The Challenge of Starting, Operating, and Growing in New York City

New York City has a complex regulatory environment, with over 6,000 rules and regulations and around 250 business-related licenses and permits as well as many processes created to ensure compliance with the law. The complexity of this process brings with it many possibilities for confusion and delays from both the business and the City, adding significant costs and hindering business development.

Regulatory requirements weigh heavily on businesses that are small. Unlike some larger businesses, small businesses do not have staff dedicated to managing their interactions with government and may have less knowledge of and experience with City processes and rules. In addition, many small business owners are further inhibited by language, cultural barriers, or other impediments that make this process even more difficult.

The City's small business owners have repeatedly voiced their concerns about the overwhelming maze of requirements and processes that they must navigate to open, operate, and grow. Their concerns are very real and fundamentally important to our City.

In July 2014, Mayor de Blasio launched Small Business First, an initiative led by the Mayor's Office of Operations and the Department of Small Business Services in conjunction with numerous City agencies to dramatically improve the regulatory climate for businesses in New York City. In developing Small Business First, the City worked closely with small business owners, advocates, neighborhood and community leaders, and elected officials. We received more than 600 unique comments and ideas detailing the specific needs of small businesses across the five boroughs.
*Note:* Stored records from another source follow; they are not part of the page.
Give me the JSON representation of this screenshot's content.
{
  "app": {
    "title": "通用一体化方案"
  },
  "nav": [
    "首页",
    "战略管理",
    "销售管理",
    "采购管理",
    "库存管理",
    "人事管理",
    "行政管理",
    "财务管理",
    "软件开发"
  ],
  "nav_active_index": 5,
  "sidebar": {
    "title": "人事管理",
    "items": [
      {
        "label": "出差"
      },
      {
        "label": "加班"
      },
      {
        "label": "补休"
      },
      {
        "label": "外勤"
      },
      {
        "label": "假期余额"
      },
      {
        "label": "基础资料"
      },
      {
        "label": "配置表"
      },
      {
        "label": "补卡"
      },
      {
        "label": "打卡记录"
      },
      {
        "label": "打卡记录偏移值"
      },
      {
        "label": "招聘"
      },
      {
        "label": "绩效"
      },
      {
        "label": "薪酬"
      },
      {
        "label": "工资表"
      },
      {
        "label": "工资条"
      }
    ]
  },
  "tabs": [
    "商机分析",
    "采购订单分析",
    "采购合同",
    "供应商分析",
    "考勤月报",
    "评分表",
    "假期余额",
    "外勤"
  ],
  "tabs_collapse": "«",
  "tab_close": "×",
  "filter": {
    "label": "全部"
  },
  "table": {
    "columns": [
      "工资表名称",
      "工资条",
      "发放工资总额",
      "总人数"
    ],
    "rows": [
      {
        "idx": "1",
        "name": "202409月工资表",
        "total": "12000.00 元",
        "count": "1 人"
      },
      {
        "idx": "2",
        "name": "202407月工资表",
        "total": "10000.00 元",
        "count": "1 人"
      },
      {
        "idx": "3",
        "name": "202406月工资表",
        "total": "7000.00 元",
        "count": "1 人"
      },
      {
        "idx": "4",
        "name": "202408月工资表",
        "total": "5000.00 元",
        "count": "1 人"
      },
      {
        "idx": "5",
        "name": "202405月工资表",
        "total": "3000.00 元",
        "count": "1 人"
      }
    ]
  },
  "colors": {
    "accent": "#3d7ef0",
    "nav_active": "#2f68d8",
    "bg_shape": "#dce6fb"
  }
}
Public Outreach Results


We heard consistent messages from the meetings, conversations, web submissions, and other dialogue. Small businesses need the City to:

  1. Provide clear information with coordinated services and support. Business owners need straightforward directions, and easy-to-access services as well as sources for answers to their questions.
  2. Help Businesses Understand and Comply with City Regulations. City agency staff must work with business owners to provide compliance support and education, rather than focusing on punitive measures.
  3. Reduce the burden imposed by complex regulations and fines. The City needs to provide a system of laws and rules that is as simple as possible to understand. Business owners must be able to operate within requirements and City agencies must be able to consistently enforce the law.
  4. Ensure equal access. All entrepreneurs and business owners should have access to City services, no matter where they are located or what language they speak.